Earlier this month, I had the privilege of hearing Linda Sue Park speak via Zoom. Park won the 2002 Newbery Award—aka the Most Distinguished Contribution to American Literature for Children—for her book A Single Shard. You may also be familiar with her book A Long Walk to Water, which is based on the true story of a boy in Sudan.
Park spoke about diversity in children’s books. As a Korean American born in Illinois, she was taunted as a child by people unfamiliar with her heritage. Using tangible symbols, she spoke about why having books about many cultures and depicting kids of all backgrounds is important.
Park showed a video of a girl receiving a doll with a prosthetic leg—a leg that matched the child’s. The girl wept with joy and engulfed her new doll in an embrace. Through tears, she exclaimed, “It’s got a leg like me!” Her connection to that doll was intense and immediate.
Have you ever bought something because it reminded you of someone you love? Once I bought a handmade coaster that showed a little dark-haired girl holding hands with a little blond-haired girl at a beach. It looked so much like my daughter holding hands with her cousin. I had to get it for them!
It seems natural to want to see ourselves in toys and gifts. People delight in feeling affirmed and connected. It’s the same with books. A whole myriad of kids want to see people who resemble them on the pages of a book—people with the same hair, skin, abilities, or interests.
Mirrors and windows
Park also referenced Rudine Sims Bishop, Faculty Emeritus at The Ohio State University, author of the now-famous statement that books are “Mirrors, Windows, and Sliding Glass Doors.”* As mirrors, books can reflect a person’s life back to them. As windows, books allow readers to see into worlds unfamiliar to them. As sliding glass doors, books allow readers to enter those worlds using their imaginations. The problem comes when insufficient windows and mirrors are available. As Bishop wrote:
When children cannot find themselves reflected in the books they read, or when the images they see are distorted, negative, or laughable, they learn a powerful lesson about how they are devalued in the society of which they are a part.
Bishop, however, is an optimist. She and Park recognize that children’s publishing can be part of a solution. Literature helps us see how we are similar to others. As we peer through printed windows and step through sliding doors, books can lead us across a bridge to understanding.
All my best,
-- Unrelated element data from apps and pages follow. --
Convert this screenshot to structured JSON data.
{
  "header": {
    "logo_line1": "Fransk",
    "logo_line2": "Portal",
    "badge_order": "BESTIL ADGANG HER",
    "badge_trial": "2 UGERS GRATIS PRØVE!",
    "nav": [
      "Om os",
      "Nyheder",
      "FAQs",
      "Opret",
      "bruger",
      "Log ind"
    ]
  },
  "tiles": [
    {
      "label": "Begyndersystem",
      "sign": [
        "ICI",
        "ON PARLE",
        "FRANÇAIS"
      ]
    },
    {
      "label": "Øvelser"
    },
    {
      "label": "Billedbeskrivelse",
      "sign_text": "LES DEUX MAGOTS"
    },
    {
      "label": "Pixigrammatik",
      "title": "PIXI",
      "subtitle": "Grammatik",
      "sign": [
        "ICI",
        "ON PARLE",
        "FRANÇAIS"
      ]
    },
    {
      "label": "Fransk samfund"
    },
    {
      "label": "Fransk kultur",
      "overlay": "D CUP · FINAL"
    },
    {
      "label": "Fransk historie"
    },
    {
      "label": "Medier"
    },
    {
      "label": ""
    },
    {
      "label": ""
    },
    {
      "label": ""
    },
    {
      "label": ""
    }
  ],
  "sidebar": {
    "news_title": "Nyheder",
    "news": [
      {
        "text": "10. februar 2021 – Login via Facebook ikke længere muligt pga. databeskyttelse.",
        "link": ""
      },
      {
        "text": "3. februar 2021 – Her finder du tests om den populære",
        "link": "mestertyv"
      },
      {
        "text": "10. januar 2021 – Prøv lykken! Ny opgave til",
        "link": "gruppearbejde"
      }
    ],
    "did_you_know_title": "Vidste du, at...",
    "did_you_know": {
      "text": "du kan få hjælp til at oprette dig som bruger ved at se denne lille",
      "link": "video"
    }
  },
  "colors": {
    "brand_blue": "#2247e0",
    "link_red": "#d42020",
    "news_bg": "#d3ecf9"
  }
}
*NOTE: The article quoted was first published in Perspectives: Choosing and Using Books for the Classroom, Vol. 6, No. 3, Summer 1990, under the title “Mirrors, Windows, and Sliding Glass Doors,” by Rudine Sims Bishop.